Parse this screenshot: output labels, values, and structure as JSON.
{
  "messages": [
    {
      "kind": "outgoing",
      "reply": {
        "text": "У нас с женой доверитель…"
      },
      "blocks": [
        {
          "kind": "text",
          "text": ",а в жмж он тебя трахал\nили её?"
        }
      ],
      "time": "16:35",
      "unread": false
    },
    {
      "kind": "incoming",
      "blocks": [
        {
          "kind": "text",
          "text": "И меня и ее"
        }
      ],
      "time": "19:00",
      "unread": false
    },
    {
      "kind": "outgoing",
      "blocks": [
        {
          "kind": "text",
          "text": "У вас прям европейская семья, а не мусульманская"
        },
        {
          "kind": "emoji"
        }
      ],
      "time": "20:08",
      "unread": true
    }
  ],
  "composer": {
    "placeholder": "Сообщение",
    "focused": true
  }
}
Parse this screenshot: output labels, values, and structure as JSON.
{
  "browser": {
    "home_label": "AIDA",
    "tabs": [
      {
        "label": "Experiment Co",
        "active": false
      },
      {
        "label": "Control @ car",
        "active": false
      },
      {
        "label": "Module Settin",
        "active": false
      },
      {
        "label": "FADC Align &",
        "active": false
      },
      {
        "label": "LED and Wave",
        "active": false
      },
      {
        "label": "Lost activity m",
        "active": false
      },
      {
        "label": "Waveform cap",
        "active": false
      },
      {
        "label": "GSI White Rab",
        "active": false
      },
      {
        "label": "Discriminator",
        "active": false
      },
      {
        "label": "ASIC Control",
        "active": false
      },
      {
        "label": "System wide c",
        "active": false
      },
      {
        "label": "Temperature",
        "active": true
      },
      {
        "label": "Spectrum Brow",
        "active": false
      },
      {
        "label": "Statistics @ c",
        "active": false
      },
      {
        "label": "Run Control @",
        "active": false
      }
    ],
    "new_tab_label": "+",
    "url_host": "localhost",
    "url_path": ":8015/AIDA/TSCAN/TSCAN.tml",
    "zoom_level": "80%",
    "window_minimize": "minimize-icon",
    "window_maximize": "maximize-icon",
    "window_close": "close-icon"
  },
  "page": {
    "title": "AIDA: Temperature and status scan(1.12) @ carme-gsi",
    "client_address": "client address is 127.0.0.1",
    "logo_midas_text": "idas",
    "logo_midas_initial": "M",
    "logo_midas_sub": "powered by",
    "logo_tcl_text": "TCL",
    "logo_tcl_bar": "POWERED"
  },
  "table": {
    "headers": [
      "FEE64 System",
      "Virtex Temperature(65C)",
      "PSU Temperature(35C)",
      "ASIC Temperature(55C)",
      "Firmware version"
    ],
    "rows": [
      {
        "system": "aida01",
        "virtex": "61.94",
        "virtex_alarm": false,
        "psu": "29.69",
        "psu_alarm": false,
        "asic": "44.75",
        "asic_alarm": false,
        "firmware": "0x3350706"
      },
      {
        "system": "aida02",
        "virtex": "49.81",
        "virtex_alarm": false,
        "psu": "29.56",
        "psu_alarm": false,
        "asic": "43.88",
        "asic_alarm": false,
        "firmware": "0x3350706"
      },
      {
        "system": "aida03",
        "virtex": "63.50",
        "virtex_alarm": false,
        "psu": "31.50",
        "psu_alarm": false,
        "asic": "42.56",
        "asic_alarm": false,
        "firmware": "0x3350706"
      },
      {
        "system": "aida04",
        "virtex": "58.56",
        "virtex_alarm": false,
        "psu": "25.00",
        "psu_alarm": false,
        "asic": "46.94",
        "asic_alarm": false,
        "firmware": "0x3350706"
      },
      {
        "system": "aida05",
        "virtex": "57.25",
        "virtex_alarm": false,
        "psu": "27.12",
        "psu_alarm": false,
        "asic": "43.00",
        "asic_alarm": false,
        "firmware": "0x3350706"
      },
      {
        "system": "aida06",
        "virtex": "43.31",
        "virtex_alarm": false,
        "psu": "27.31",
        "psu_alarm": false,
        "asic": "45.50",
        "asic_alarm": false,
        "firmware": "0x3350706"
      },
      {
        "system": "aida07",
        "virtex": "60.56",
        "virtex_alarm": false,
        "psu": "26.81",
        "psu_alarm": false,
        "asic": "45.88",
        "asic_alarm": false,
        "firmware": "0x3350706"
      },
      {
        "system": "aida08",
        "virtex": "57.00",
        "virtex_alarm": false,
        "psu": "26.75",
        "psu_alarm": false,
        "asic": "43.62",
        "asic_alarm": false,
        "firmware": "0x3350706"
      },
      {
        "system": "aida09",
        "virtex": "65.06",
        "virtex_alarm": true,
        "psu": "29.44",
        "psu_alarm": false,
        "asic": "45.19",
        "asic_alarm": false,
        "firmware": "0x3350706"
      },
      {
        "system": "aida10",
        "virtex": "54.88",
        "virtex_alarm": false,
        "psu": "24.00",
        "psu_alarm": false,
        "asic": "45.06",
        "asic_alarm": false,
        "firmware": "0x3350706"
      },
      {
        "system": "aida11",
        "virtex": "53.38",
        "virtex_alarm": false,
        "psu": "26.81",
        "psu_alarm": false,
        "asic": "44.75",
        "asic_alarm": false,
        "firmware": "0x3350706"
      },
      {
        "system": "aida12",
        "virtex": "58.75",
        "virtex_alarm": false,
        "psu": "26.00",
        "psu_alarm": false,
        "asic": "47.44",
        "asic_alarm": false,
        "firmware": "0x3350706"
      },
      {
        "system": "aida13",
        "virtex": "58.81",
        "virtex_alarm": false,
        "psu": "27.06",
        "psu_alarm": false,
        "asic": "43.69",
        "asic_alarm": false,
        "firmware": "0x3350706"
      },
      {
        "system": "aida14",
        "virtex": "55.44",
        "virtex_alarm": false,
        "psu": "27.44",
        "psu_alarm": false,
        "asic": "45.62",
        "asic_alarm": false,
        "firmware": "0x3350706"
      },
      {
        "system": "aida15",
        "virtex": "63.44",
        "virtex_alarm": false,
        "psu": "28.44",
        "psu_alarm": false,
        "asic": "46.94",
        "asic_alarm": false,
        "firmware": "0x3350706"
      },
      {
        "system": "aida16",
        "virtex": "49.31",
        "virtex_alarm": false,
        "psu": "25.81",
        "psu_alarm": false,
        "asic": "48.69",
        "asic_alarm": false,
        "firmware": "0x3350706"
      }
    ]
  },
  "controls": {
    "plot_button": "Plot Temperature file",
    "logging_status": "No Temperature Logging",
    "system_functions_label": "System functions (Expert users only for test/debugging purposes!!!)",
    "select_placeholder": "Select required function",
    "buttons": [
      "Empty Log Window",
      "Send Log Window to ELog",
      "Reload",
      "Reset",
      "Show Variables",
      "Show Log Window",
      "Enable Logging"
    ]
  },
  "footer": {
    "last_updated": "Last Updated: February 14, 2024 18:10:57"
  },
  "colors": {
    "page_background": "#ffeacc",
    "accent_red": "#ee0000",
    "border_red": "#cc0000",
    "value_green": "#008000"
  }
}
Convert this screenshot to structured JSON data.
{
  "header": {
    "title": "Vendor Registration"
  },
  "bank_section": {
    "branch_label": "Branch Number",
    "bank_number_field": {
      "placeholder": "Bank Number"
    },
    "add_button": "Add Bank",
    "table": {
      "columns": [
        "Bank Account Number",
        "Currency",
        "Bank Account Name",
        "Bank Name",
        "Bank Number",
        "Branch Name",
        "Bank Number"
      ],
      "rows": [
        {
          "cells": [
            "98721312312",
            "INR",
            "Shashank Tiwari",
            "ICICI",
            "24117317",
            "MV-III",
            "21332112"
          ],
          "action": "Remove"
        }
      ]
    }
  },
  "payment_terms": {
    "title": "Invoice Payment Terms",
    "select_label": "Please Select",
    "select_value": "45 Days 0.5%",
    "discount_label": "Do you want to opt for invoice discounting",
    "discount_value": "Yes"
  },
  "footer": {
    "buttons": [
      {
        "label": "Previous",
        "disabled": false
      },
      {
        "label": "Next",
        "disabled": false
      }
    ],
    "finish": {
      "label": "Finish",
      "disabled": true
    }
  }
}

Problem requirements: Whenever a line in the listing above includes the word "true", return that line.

Solution below:
      "unread": true
    "focused": true
        "active": true
        "virtex_alarm": true,
      "disabled": true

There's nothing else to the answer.